### [YOUR TASK]
Give every entry again, word for word.

### [EXERCISE DATA]
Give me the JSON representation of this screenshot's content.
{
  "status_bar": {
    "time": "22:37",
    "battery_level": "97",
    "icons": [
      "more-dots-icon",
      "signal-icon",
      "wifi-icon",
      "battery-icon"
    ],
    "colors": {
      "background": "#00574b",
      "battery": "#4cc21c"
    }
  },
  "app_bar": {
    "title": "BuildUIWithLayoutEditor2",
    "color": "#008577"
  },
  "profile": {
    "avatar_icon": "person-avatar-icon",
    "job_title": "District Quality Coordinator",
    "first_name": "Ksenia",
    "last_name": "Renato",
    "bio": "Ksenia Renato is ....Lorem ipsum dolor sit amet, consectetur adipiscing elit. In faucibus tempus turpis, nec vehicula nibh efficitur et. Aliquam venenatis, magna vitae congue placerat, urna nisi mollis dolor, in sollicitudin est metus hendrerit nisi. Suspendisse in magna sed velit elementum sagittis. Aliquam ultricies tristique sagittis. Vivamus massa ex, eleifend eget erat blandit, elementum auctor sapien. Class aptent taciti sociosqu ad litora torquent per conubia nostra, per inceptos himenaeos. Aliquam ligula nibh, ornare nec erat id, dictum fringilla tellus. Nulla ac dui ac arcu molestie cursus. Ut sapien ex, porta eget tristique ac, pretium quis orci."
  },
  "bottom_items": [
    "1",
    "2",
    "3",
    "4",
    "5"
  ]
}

### [COMPLETED EXERCISE]
Give me the JSON representation of this screenshot's content.
{
  "status_bar": {
    "time": "22:37",
    "battery_level": "97",
    "icons": [
      "more-dots-icon",
      "signal-icon",
      "wifi-icon",
      "battery-icon"
    ],
    "colors": {
      "background": "#00574b",
      "battery": "#4cc21c"
    }
  },
  "app_bar": {
    "title": "BuildUIWithLayoutEditor2",
    "color": "#008577"
  },
  "profile": {
    "avatar_icon": "person-avatar-icon",
    "job_title": "District Quality Coordinator",
    "first_name": "Ksenia",
    "last_name": "Renato",
    "bio": "Ksenia Renato is ....Lorem ipsum dolor sit amet, consectetur adipiscing elit. In faucibus tempus turpis, nec vehicula nibh efficitur et. Aliquam venenatis, magna vitae congue placerat, urna nisi mollis dolor, in sollicitudin est metus hendrerit nisi. Suspendisse in magna sed velit elementum sagittis. Aliquam ultricies tristique sagittis. Vivamus massa ex, eleifend eget erat blandit, elementum auctor sapien. Class aptent taciti sociosqu ad litora torquent per conubia nostra, per inceptos himenaeos. Aliquam ligula nibh, ornare nec erat id, dictum fringilla tellus. Nulla ac dui ac arcu molestie cursus. Ut sapien ex, porta eget tristique ac, pretium quis orci."
  },
  "bottom_items": [
    "1",
    "2",
    "3",
    "4",
    "5"
  ]
}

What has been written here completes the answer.